• WHAT YOU ARE ASKED TO DO: Find all lines below containing the string "Intel" and return them.

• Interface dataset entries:

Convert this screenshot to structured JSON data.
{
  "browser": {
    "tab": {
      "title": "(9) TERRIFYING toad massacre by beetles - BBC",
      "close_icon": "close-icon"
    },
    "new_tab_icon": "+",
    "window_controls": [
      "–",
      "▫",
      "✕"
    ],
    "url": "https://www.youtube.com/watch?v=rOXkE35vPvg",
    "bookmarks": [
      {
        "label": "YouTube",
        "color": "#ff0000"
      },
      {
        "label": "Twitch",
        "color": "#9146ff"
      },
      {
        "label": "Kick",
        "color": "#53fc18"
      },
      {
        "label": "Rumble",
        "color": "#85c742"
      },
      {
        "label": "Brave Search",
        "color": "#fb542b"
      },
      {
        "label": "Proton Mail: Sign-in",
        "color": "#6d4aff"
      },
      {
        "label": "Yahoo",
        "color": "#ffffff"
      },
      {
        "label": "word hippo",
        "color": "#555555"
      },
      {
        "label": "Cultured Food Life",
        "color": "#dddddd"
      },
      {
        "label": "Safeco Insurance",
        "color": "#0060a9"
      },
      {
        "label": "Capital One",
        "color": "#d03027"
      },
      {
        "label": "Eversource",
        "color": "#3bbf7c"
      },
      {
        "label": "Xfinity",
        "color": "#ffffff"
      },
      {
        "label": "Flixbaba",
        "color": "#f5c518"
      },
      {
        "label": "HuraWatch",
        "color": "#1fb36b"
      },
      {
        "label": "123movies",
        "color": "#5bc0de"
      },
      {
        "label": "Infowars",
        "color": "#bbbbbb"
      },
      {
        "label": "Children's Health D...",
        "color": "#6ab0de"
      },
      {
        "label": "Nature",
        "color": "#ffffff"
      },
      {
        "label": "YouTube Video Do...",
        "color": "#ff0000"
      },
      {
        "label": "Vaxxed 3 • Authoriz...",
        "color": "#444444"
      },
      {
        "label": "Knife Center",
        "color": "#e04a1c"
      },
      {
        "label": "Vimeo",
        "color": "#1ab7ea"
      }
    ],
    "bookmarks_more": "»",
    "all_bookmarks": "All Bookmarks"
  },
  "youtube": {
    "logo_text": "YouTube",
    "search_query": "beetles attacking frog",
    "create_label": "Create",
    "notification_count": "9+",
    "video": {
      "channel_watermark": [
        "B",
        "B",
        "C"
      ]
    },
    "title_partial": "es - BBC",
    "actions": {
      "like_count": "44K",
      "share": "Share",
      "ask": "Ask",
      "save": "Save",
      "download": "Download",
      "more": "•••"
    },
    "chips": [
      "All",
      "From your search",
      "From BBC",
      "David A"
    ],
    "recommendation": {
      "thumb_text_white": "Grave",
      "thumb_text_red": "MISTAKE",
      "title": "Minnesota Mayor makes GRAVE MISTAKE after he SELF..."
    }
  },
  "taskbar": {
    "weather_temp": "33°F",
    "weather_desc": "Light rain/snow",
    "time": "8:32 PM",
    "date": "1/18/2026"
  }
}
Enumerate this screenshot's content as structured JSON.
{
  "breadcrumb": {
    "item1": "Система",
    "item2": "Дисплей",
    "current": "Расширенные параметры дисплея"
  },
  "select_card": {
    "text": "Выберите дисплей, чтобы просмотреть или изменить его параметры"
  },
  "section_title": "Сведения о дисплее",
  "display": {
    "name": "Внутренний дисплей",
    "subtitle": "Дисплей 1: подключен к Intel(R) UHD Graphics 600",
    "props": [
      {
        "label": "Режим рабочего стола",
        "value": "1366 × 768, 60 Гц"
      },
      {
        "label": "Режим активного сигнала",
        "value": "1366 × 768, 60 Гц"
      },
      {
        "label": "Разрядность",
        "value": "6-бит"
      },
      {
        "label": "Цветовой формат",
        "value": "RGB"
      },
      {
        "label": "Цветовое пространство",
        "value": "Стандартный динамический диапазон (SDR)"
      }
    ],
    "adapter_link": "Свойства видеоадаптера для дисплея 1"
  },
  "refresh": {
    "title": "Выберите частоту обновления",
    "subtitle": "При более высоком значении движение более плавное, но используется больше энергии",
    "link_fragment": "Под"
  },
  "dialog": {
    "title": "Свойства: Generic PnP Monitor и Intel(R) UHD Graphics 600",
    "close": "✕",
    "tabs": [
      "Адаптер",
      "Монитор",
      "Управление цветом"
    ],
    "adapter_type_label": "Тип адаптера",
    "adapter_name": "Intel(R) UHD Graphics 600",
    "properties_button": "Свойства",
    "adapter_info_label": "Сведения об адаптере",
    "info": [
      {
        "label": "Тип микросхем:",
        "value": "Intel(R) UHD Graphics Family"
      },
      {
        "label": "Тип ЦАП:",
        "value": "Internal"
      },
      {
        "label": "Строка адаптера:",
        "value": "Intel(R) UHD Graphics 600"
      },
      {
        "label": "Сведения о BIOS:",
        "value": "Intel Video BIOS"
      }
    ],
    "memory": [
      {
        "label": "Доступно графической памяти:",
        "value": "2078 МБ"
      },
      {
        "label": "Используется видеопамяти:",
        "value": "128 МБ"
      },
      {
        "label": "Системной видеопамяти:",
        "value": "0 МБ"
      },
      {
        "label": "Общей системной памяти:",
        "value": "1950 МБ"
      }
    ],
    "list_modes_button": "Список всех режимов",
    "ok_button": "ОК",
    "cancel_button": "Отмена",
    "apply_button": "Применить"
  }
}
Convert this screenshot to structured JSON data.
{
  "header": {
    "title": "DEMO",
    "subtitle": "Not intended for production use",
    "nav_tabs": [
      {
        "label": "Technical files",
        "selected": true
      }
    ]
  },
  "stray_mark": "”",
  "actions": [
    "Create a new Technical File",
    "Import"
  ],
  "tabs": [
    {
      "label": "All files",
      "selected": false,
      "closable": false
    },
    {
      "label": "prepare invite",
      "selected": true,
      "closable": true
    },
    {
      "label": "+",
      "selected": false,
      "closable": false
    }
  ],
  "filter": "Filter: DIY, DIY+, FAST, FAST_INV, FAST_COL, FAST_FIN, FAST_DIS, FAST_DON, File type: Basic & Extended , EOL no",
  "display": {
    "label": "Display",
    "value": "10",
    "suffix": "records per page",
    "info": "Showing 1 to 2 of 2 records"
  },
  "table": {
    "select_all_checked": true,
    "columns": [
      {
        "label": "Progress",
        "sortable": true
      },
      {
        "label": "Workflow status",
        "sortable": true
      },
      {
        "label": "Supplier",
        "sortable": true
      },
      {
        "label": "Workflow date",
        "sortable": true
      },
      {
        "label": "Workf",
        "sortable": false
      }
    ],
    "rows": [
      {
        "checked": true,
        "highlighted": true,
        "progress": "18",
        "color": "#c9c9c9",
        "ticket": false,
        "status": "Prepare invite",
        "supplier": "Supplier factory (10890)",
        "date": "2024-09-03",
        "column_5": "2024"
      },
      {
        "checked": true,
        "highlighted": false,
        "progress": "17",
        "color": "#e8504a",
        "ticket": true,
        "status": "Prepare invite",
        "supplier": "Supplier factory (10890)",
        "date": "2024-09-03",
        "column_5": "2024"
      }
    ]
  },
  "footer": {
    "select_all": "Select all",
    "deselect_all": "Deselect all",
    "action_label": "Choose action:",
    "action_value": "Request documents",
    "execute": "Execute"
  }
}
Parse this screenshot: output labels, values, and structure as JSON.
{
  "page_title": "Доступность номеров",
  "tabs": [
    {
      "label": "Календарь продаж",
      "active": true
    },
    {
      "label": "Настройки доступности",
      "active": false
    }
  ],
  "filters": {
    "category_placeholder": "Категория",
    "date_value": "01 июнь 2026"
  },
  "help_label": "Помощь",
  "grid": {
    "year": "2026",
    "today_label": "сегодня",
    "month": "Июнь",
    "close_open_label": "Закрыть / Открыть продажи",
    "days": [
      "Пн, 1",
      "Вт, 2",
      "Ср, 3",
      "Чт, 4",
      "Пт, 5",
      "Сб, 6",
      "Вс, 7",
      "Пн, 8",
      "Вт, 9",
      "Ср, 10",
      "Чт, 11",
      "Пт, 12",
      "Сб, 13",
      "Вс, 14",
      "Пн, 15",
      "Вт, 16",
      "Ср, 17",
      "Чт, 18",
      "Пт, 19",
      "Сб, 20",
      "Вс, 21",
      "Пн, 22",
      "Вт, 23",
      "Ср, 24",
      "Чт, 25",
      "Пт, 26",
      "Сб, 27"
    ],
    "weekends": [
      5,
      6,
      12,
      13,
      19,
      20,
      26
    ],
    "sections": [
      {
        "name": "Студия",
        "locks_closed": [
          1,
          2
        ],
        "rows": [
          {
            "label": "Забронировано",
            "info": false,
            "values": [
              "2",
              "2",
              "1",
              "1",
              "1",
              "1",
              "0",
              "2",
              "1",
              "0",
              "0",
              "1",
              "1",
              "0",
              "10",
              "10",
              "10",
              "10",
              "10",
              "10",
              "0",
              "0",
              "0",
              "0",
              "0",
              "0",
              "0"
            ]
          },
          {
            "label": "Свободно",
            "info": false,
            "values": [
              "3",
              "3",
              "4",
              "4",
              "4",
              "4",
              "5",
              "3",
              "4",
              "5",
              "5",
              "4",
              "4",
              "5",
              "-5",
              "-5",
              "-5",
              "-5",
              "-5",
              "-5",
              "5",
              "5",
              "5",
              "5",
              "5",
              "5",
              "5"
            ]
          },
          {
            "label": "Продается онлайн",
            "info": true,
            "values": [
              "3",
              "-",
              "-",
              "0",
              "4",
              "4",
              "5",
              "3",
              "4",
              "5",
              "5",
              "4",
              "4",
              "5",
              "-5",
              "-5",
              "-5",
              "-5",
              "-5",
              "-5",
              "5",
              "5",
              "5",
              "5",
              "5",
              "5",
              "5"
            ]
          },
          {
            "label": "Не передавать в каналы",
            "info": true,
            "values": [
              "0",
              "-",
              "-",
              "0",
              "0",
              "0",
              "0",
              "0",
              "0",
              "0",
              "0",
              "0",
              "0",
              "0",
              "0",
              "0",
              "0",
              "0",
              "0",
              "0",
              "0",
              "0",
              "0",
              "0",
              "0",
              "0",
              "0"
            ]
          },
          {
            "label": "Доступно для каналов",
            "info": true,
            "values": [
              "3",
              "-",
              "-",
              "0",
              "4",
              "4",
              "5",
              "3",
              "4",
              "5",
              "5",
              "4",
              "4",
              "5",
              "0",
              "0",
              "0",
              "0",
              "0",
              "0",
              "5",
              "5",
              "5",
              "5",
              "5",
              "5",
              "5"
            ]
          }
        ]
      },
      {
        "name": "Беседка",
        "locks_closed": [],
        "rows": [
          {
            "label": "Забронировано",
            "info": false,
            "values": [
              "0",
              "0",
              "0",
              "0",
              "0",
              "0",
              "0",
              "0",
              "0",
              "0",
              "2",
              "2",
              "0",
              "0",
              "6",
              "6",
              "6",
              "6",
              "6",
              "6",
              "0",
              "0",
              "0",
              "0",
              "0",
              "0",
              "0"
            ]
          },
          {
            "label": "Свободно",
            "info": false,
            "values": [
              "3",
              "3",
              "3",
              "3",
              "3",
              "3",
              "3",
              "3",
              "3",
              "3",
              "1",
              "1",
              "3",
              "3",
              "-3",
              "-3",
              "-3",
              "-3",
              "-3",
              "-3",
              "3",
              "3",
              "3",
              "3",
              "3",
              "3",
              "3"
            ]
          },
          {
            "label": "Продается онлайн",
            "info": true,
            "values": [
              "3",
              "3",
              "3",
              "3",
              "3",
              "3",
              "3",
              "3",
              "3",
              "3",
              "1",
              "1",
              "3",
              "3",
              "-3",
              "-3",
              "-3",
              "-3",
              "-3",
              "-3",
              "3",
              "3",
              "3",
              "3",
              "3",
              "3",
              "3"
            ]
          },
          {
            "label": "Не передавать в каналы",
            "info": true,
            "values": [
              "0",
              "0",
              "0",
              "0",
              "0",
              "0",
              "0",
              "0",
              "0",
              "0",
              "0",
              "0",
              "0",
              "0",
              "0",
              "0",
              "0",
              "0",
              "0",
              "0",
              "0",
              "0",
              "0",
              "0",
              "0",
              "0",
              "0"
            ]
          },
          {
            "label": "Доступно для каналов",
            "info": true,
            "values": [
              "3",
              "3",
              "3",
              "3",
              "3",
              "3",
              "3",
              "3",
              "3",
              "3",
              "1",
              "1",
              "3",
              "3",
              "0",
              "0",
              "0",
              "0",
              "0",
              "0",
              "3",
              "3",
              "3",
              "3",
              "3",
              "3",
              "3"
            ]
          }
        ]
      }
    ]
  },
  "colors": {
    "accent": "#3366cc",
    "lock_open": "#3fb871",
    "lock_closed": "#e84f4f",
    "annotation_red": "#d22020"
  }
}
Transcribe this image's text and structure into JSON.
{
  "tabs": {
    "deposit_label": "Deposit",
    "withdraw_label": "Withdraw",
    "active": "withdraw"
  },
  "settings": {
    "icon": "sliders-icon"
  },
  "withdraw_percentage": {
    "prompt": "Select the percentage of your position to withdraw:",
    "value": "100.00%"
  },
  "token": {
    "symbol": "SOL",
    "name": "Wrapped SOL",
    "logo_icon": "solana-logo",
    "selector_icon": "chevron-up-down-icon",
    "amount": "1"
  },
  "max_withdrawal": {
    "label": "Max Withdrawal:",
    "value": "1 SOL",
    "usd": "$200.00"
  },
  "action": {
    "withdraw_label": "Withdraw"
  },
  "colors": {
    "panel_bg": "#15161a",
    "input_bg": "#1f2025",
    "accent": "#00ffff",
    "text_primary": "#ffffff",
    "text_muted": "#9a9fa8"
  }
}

• RESULT OF THIS TASK:
    "subtitle": "Дисплей 1: подключен к Intel(R) UHD Graphics 600",
    "title": "Свойства: Generic PnP Monitor и Intel(R) UHD Graphics 600",
    "adapter_name": "Intel(R) UHD Graphics 600",
        "value": "Intel(R) UHD Graphics Family"
        "value": "Intel(R) UHD Graphics 600"
        "value": "Intel Video BIOS"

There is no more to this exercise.